Dataset records>
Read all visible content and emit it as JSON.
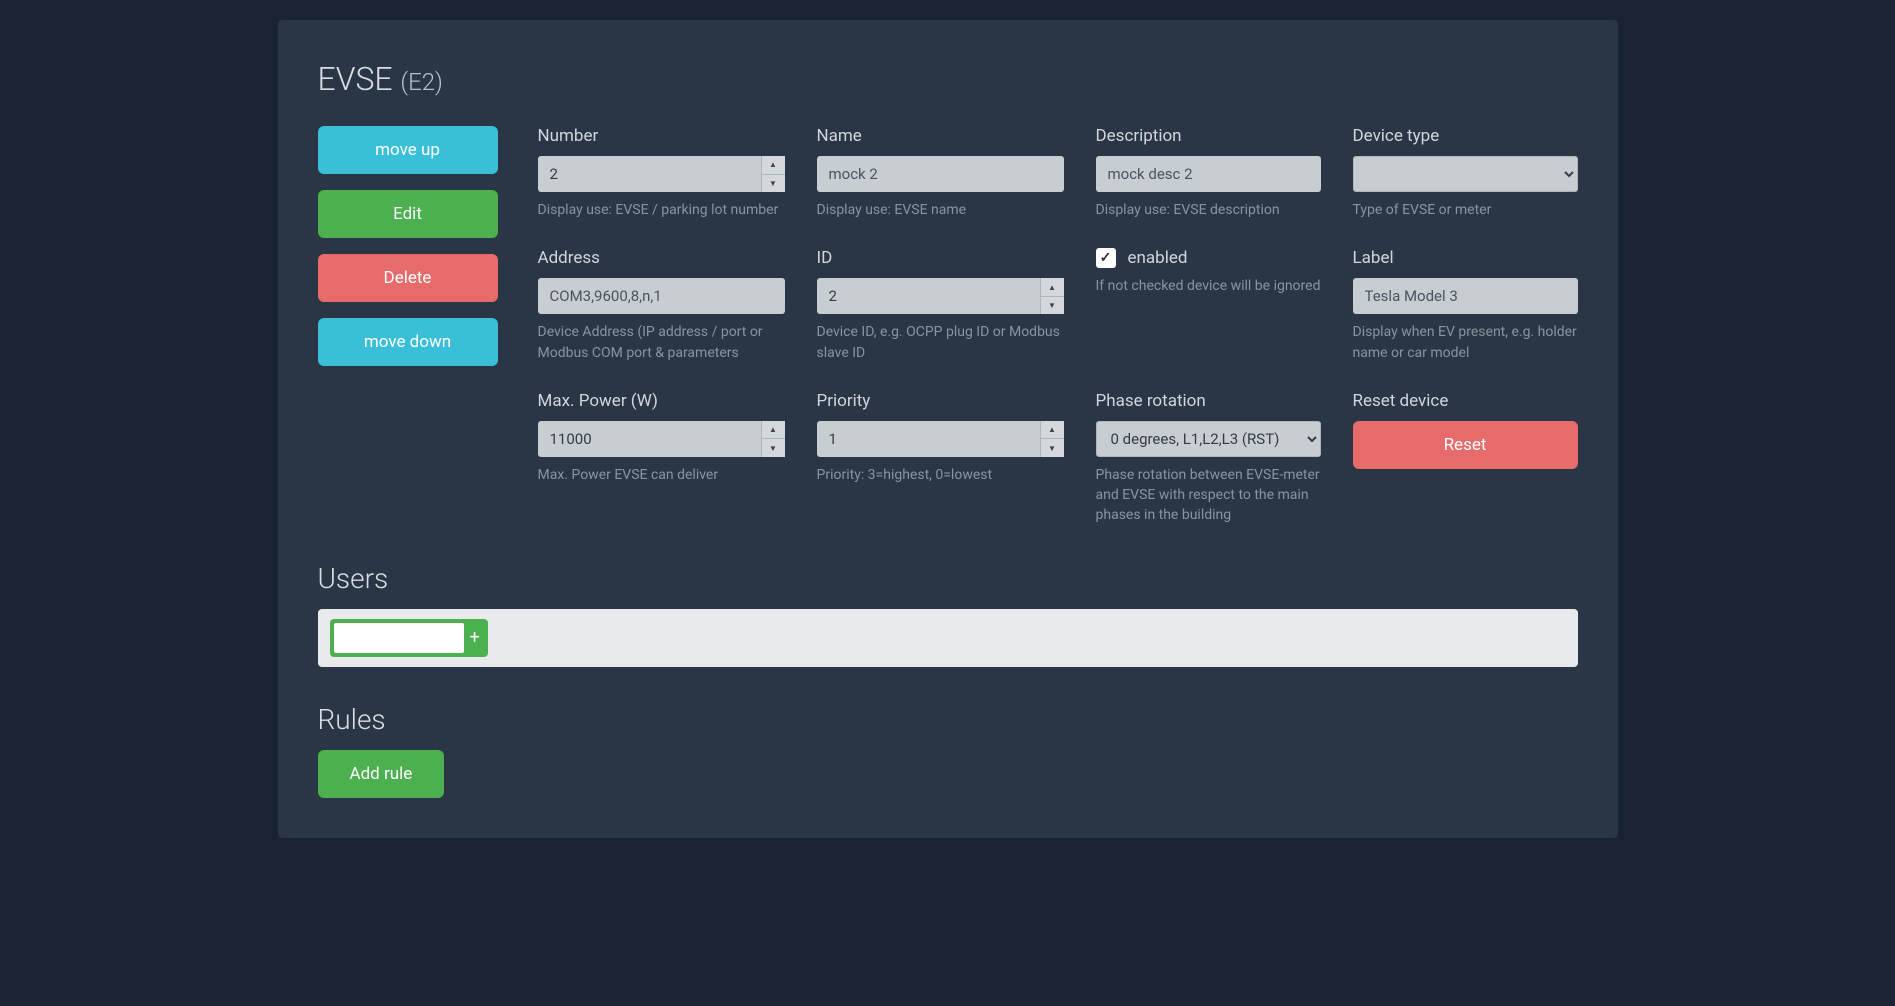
{
  "header": {
    "title": "EVSE",
    "subtitle": "(E2)"
  },
  "side": {
    "move_up": "move up",
    "edit": "Edit",
    "delete": "Delete",
    "move_down": "move down"
  },
  "fields": {
    "number": {
      "label": "Number",
      "value": "2",
      "help": "Display use: EVSE / parking lot number"
    },
    "name": {
      "label": "Name",
      "value": "mock 2",
      "help": "Display use: EVSE name"
    },
    "description": {
      "label": "Description",
      "value": "mock desc 2",
      "help": "Display use: EVSE description"
    },
    "device_type": {
      "label": "Device type",
      "value": "",
      "help": "Type of EVSE or meter"
    },
    "address": {
      "label": "Address",
      "value": "COM3,9600,8,n,1",
      "help": "Device Address (IP address / port or Modbus COM port & parameters"
    },
    "id": {
      "label": "ID",
      "value": "2",
      "help": "Device ID, e.g. OCPP plug ID or Modbus slave ID"
    },
    "enabled": {
      "label": "enabled",
      "checked": true,
      "help": "If not checked device will be ignored"
    },
    "evlabel": {
      "label": "Label",
      "value": "Tesla Model 3",
      "help": "Display when EV present, e.g. holder name or car model"
    },
    "max_power": {
      "label": "Max. Power (W)",
      "value": "11000",
      "help": "Max. Power EVSE can deliver"
    },
    "priority": {
      "label": "Priority",
      "value": "1",
      "help": "Priority: 3=highest, 0=lowest"
    },
    "phase_rotation": {
      "label": "Phase rotation",
      "value": "0 degrees, L1,L2,L3 (RST)",
      "help": "Phase rotation between EVSE-meter and EVSE with respect to the main phases in the building"
    },
    "reset": {
      "label": "Reset device",
      "button": "Reset"
    }
  },
  "users": {
    "header": "Users",
    "add_plus": "+"
  },
  "rules": {
    "header": "Rules",
    "add": "Add rule"
  }
}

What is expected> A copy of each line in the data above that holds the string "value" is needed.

Task response>
      "value": "2",
      "value": "mock 2",
      "value": "mock desc 2",
      "value": "",
      "value": "COM3,9600,8,n,1",
      "value": "2",
      "value": "Tesla Model 3",
      "value": "11000",
      "value": "1",
      "value": "0 degrees, L1,L2,L3 (RST)",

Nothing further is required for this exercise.